"The Nickel Boys" By: Colson Whitehead
“The Nickel Boys”
Author: Colson Whitehead
Price: $24.95 (Hardcover)
Years ago I met a man who had made a success in Hollywood writing ethnic wedding scenes, a narrow specialty indeed. This man wrote the extraordinary wedding scenes for the first “Godfather” movie, Italian Roman Catholic, and “The Deer Hunter,” Russian Orthodox.
If Hollywood should develop a need for a specialist to write scenes of savage beatings, Colson Whitehead is their man.
Early in Whitehead’s Pulitzer Prize–winning novel, “The Underground Railroad,” the slave Big Anthony is tortured with unspeakable cruelty and perversion for three days. Early in “The Nickel Boys,” the protagonist Elwood Curtis is beaten so terribly with a leather instrument, “Black Beauty,” that the fabric of his trousers is driven into his legs, which become infected, and he is hospitalized for a week.
The scenes are searing. Such depictions of cruelty verge on aesthetic malfeasance, or self-sabotage. These scenes cannot enhance sales.
Will the average American reader, a middle-aged woman in her living room in Connecticut, find the strength to read further?
But, in novels as important as “Underground Railroad” and in “Nickel Boys,” of course the reader should carry on. Whitehead is one of our best. There is a lot of book here, and a lot to be learned.
“Nickel Boys,” based on an actual school in Marianna, Florida, has a framing story. Around 2014, unmarked graves are discovered and the horrors of the 1960s are investigated.
Whitehead has fictionalized what we now know went on there and although his imagination is somewhat hampered by history—he cannot imagine an actual underground railroad in a tunnel leading North to freedom—there is still plenty of story here.
The protagonist, Elwood Curtis, 17, is a good boy. His drug-addicted mother has run off but he is being raised by a loving grandmother. He studies hard, keeps a part-time job, avoids bad company, but trouble finds him anyway. In a scene of transcendent unfairness, Curtis is arrested and sent to reform school. Even there, he continues to be a decent, intelligent and kind-hearted young man.
In fact, the action that got him sent to the White House, a little building on campus specially designed for punishment, was altruistic. He stepped in to prevent bullying, he thought.

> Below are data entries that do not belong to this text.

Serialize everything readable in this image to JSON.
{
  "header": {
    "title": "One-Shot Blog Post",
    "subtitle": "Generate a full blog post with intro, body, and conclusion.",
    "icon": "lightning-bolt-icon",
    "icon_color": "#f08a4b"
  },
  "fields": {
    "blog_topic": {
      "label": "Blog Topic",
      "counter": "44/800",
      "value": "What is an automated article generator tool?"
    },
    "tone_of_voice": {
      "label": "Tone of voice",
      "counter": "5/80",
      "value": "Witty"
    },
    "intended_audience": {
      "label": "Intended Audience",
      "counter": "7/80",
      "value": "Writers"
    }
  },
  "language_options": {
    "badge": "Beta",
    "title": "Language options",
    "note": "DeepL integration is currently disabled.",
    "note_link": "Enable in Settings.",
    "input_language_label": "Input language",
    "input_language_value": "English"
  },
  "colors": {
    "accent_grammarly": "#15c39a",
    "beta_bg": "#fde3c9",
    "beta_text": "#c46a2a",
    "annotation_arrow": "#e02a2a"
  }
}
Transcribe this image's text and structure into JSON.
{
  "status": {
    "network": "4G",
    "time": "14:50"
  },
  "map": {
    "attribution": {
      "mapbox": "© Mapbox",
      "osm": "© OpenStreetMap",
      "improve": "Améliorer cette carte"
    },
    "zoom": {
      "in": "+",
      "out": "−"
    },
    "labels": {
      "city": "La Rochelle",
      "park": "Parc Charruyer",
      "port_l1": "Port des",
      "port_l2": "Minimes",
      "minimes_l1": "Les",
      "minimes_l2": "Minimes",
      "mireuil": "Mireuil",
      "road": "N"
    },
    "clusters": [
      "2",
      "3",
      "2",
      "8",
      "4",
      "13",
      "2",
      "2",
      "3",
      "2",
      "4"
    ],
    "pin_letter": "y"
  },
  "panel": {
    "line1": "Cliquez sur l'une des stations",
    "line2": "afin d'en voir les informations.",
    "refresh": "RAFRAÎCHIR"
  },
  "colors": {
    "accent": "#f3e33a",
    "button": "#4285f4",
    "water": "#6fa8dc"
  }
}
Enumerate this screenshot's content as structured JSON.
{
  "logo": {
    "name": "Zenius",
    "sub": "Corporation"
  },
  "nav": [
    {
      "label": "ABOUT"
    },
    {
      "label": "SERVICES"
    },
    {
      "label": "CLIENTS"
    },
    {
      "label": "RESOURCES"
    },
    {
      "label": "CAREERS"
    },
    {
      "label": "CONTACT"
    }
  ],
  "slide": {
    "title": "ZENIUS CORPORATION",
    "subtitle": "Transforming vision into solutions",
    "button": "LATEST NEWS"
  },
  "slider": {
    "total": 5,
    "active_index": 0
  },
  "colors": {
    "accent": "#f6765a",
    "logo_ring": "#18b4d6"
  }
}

Elwood is, as they say, too good for this world. He is absolutely too good for Nickel Academy.
We get a glimpse of his virtue in a flashback to when he was working as a clerk in Mr. Marconi’s tobacco shop. Mr. Marconi is white; the neighborhood is black. Elwood just can’t stand it when he sees his buddies shoplifting candy. Mr. Marconi tells him: “You lose a percentage here and there, but that was in the overhead—kids steal a candy bar today but they and their friends spend their money in the store for years. Them and their parents. Chase them out over some little thing…then the parents stop coming in because they’re embarrassed.” To Marconi, “Letting the kids steal was almost an investment….”
Elwood, no pragmatist, can’t see it this way. He stops some boys from stealing and later that day they beat him up on his way home.
His innate virtue, his patience, are augmented by listening to an LP of the speeches of Martin Luther King Jr., speeches which form a leitmotif in “Nickel Boys,” King preaching nonviolence, forgiveness, the certain hope of justice and fairness one day.
But not today: inside the reform school is hell. The boys are abused by the guards and the smaller boys by the bigger. Corruption is the norm. The boys are hungry and malnourished while the administration secretly sells their food to local restaurants, their toiletries, including toothpaste, to the local pharmacy, their notebooks and pencils to the five & dime, their labor to local citizens.
Some resisters, complainers, are actually “disappeared”—murdered. No one cares.
Readers will writhe and howl at the injustice inside Nickel.
But Elwood’s best friend, Turner, another bright lad caught up in the Jim Crow South, philosophizes. He used to think “‘everybody in Nickel was different because of what being in here does to you…but now I know there’s nothing in here that changes people. In here and out are the same, but in here no one has to fake anymore.’”
Bigots and bullies are unrestrained. People act as their characters dictate.
“Nickel Boys” is a tough read. In less capable hands it might veer off into propaganda, but Whitehead is too thoughtful and talented for that. Besides the implicit social commentary, there are memorable characters drawn, and a story with some surprising twists.
Don Noble is host of the Alabama Public Television literary interview show “Bookmark with Don Noble.” His most recent book is Belles’ Letters 2, a collection of short fiction by Alabama women.